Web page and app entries

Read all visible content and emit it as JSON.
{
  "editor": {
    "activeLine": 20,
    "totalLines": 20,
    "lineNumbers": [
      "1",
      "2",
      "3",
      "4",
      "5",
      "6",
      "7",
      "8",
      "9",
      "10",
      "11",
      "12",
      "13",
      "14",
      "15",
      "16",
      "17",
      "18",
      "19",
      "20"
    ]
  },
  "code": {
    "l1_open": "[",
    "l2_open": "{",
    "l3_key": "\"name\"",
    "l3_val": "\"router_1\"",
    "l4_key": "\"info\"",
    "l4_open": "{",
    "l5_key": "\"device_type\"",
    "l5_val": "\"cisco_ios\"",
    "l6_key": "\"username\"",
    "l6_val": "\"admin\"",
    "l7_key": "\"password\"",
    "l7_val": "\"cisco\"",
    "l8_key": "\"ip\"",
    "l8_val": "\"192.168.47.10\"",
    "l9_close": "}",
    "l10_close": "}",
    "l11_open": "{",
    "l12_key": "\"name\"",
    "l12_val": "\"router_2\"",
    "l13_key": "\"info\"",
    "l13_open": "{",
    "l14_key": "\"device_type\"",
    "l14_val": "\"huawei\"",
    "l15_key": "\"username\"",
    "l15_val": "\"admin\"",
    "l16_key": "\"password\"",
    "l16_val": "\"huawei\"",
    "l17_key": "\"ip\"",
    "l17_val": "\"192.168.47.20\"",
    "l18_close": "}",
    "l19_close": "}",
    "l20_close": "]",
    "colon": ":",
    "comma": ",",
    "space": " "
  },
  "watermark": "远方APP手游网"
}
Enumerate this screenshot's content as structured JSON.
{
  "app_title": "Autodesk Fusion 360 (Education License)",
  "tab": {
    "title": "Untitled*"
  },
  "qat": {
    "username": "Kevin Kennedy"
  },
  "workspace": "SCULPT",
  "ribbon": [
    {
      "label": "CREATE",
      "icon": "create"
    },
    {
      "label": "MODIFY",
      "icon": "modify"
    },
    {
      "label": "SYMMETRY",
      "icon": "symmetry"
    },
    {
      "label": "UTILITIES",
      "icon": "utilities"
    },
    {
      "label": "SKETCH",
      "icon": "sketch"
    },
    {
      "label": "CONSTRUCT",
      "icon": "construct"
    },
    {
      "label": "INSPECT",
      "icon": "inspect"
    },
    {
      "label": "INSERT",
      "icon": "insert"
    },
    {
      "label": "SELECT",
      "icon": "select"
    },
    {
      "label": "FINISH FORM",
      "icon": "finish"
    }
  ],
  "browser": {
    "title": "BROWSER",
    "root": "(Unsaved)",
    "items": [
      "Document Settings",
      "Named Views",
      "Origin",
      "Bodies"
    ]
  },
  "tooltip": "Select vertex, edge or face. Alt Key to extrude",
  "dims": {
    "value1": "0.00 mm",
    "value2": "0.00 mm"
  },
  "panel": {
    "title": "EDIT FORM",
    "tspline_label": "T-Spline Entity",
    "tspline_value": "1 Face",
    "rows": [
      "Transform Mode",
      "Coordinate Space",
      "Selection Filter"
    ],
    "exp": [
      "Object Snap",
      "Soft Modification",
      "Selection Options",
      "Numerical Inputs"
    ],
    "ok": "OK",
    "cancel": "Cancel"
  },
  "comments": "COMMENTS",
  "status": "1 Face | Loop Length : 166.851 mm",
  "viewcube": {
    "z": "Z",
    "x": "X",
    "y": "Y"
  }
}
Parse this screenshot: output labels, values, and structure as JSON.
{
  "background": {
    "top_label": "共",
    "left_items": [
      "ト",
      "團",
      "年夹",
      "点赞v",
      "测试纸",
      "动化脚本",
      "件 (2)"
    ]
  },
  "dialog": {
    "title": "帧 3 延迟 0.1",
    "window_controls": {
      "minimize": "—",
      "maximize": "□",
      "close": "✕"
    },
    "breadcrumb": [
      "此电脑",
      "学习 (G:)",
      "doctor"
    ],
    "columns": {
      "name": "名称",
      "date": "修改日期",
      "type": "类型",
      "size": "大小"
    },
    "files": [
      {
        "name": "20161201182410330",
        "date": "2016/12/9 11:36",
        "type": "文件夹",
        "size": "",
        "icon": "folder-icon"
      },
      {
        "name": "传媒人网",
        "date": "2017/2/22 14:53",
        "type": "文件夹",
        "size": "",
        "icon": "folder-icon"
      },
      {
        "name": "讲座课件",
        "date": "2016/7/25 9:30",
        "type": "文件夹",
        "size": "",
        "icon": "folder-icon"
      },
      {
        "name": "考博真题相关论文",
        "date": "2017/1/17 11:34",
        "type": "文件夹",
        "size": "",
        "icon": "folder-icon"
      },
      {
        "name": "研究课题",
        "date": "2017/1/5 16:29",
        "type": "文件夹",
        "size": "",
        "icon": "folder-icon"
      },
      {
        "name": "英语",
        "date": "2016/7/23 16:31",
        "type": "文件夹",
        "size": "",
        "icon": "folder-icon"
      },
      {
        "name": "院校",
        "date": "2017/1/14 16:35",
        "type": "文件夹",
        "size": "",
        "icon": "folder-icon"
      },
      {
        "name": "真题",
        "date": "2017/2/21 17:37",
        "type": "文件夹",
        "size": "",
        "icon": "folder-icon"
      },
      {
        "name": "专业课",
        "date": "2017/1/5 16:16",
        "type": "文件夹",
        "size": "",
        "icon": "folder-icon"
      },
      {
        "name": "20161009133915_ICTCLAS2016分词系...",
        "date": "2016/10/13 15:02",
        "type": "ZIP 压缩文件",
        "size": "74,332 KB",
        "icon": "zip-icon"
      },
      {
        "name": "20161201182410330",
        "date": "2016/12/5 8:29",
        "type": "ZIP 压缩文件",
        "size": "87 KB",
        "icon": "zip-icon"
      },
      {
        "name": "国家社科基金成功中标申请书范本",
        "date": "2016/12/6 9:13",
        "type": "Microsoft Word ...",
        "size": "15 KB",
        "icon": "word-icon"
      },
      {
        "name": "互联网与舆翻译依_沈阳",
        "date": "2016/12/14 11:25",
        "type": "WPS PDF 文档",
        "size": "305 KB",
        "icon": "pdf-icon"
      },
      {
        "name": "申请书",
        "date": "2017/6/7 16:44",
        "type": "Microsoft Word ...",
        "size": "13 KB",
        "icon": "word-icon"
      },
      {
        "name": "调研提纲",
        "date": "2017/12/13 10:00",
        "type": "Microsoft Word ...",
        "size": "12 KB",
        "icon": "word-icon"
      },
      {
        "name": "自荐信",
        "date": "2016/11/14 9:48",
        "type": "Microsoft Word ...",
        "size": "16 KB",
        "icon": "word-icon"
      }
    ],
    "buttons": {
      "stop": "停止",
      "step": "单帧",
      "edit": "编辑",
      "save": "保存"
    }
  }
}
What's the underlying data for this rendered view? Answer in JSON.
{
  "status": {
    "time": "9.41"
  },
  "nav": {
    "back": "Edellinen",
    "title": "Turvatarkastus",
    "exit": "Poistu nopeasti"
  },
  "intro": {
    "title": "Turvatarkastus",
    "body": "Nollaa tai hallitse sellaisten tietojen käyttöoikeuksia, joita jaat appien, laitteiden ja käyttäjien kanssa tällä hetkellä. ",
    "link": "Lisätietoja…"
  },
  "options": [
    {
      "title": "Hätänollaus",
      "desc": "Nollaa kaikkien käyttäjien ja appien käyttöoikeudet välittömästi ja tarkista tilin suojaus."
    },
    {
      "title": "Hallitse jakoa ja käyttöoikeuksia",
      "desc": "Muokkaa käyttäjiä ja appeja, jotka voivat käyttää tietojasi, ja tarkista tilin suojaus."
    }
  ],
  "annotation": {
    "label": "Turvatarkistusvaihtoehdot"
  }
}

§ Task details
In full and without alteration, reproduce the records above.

§ Exercise result
Read all visible content and emit it as JSON.
{
  "editor": {
    "activeLine": 20,
    "totalLines": 20,
    "lineNumbers": [
      "1",
      "2",
      "3",
      "4",
      "5",
      "6",
      "7",
      "8",
      "9",
      "10",
      "11",
      "12",
      "13",
      "14",
      "15",
      "16",
      "17",
      "18",
      "19",
      "20"
    ]
  },
  "code": {
    "l1_open": "[",
    "l2_open": "{",
    "l3_key": "\"name\"",
    "l3_val": "\"router_1\"",
    "l4_key": "\"info\"",
    "l4_open": "{",
    "l5_key": "\"device_type\"",
    "l5_val": "\"cisco_ios\"",
    "l6_key": "\"username\"",
    "l6_val": "\"admin\"",
    "l7_key": "\"password\"",
    "l7_val": "\"cisco\"",
    "l8_key": "\"ip\"",
    "l8_val": "\"192.168.47.10\"",
    "l9_close": "}",
    "l10_close": "}",
    "l11_open": "{",
    "l12_key": "\"name\"",
    "l12_val": "\"router_2\"",
    "l13_key": "\"info\"",
    "l13_open": "{",
    "l14_key": "\"device_type\"",
    "l14_val": "\"huawei\"",
    "l15_key": "\"username\"",
    "l15_val": "\"admin\"",
    "l16_key": "\"password\"",
    "l16_val": "\"huawei\"",
    "l17_key": "\"ip\"",
    "l17_val": "\"192.168.47.20\"",
    "l18_close": "}",
    "l19_close": "}",
    "l20_close": "]",
    "colon": ":",
    "comma": ",",
    "space": " "
  },
  "watermark": "远方APP手游网"
}
Enumerate this screenshot's content as structured JSON.
{
  "app_title": "Autodesk Fusion 360 (Education License)",
  "tab": {
    "title": "Untitled*"
  },
  "qat": {
    "username": "Kevin Kennedy"
  },
  "workspace": "SCULPT",
  "ribbon": [
    {
      "label": "CREATE",
      "icon": "create"
    },
    {
      "label": "MODIFY",
      "icon": "modify"
    },
    {
      "label": "SYMMETRY",
      "icon": "symmetry"
    },
    {
      "label": "UTILITIES",
      "icon": "utilities"
    },
    {
      "label": "SKETCH",
      "icon": "sketch"
    },
    {
      "label": "CONSTRUCT",
      "icon": "construct"
    },
    {
      "label": "INSPECT",
      "icon": "inspect"
    },
    {
      "label": "INSERT",
      "icon": "insert"
    },
    {
      "label": "SELECT",
      "icon": "select"
    },
    {
      "label": "FINISH FORM",
      "icon": "finish"
    }
  ],
  "browser": {
    "title": "BROWSER",
    "root": "(Unsaved)",
    "items": [
      "Document Settings",
      "Named Views",
      "Origin",
      "Bodies"
    ]
  },
  "tooltip": "Select vertex, edge or face. Alt Key to extrude",
  "dims": {
    "value1": "0.00 mm",
    "value2": "0.00 mm"
  },
  "panel": {
    "title": "EDIT FORM",
    "tspline_label": "T-Spline Entity",
    "tspline_value": "1 Face",
    "rows": [
      "Transform Mode",
      "Coordinate Space",
      "Selection Filter"
    ],
    "exp": [
      "Object Snap",
      "Soft Modification",
      "Selection Options",
      "Numerical Inputs"
    ],
    "ok": "OK",
    "cancel": "Cancel"
  },
  "comments": "COMMENTS",
  "status": "1 Face | Loop Length : 166.851 mm",
  "viewcube": {
    "z": "Z",
    "x": "X",
    "y": "Y"
  }
}
Parse this screenshot: output labels, values, and structure as JSON.
{
  "background": {
    "top_label": "共",
    "left_items": [
      "ト",
      "團",
      "年夹",
      "点赞v",
      "测试纸",
      "动化脚本",
      "件 (2)"
    ]
  },
  "dialog": {
    "title": "帧 3 延迟 0.1",
    "window_controls": {
      "minimize": "—",
      "maximize": "□",
      "close": "✕"
    },
    "breadcrumb": [
      "此电脑",
      "学习 (G:)",
      "doctor"
    ],
    "columns": {
      "name": "名称",
      "date": "修改日期",
      "type": "类型",
      "size": "大小"
    },
    "files": [
      {
        "name": "20161201182410330",
        "date": "2016/12/9 11:36",
        "type": "文件夹",
        "size": "",
        "icon": "folder-icon"
      },
      {
        "name": "传媒人网",
        "date": "2017/2/22 14:53",
        "type": "文件夹",
        "size": "",
        "icon": "folder-icon"
      },
      {
        "name": "讲座课件",
        "date": "2016/7/25 9:30",
        "type": "文件夹",
        "size": "",
        "icon": "folder-icon"
      },
      {
        "name": "考博真题相关论文",
        "date": "2017/1/17 11:34",
        "type": "文件夹",
        "size": "",
        "icon": "folder-icon"
      },
      {
        "name": "研究课题",
        "date": "2017/1/5 16:29",
        "type": "文件夹",
        "size": "",
        "icon": "folder-icon"
      },
      {
        "name": "英语",
        "date": "2016/7/23 16:31",
        "type": "文件夹",
        "size": "",
        "icon": "folder-icon"
      },
      {
        "name": "院校",
        "date": "2017/1/14 16:35",
        "type": "文件夹",
        "size": "",
        "icon": "folder-icon"
      },
      {
        "name": "真题",
        "date": "2017/2/21 17:37",
        "type": "文件夹",
        "size": "",
        "icon": "folder-icon"
      },
      {
        "name": "专业课",
        "date": "2017/1/5 16:16",
        "type": "文件夹",
        "size": "",
        "icon": "folder-icon"
      },
      {
        "name": "20161009133915_ICTCLAS2016分词系...",
        "date": "2016/10/13 15:02",
        "type": "ZIP 压缩文件",
        "size": "74,332 KB",
        "icon": "zip-icon"
      },
      {
        "name": "20161201182410330",
        "date": "2016/12/5 8:29",
        "type": "ZIP 压缩文件",
        "size": "87 KB",
        "icon": "zip-icon"
      },
      {
        "name": "国家社科基金成功中标申请书范本",
        "date": "2016/12/6 9:13",
        "type": "Microsoft Word ...",
        "size": "15 KB",
        "icon": "word-icon"
      },
      {
        "name": "互联网与舆翻译依_沈阳",
        "date": "2016/12/14 11:25",
        "type": "WPS PDF 文档",
        "size": "305 KB",
        "icon": "pdf-icon"
      },
      {
        "name": "申请书",
        "date": "2017/6/7 16:44",
        "type": "Microsoft Word ...",
        "size": "13 KB",
        "icon": "word-icon"
      },
      {
        "name": "调研提纲",
        "date": "2017/12/13 10:00",
        "type": "Microsoft Word ...",
        "size": "12 KB",
        "icon": "word-icon"
      },
      {
        "name": "自荐信",
        "date": "2016/11/14 9:48",
        "type": "Microsoft Word ...",
        "size": "16 KB",
        "icon": "word-icon"
      }
    ],
    "buttons": {
      "stop": "停止",
      "step": "单帧",
      "edit": "编辑",
      "save": "保存"
    }
  }
}
What's the underlying data for this rendered view? Answer in JSON.
{
  "status": {
    "time": "9.41"
  },
  "nav": {
    "back": "Edellinen",
    "title": "Turvatarkastus",
    "exit": "Poistu nopeasti"
  },
  "intro": {
    "title": "Turvatarkastus",
    "body": "Nollaa tai hallitse sellaisten tietojen käyttöoikeuksia, joita jaat appien, laitteiden ja käyttäjien kanssa tällä hetkellä. ",
    "link": "Lisätietoja…"
  },
  "options": [
    {
      "title": "Hätänollaus",
      "desc": "Nollaa kaikkien käyttäjien ja appien käyttöoikeudet välittömästi ja tarkista tilin suojaus."
    },
    {
      "title": "Hallitse jakoa ja käyttöoikeuksia",
      "desc": "Muokkaa käyttäjiä ja appeja, jotka voivat käyttää tietojasi, ja tarkista tilin suojaus."
    }
  ],
  "annotation": {
    "label": "Turvatarkistusvaihtoehdot"
  }
}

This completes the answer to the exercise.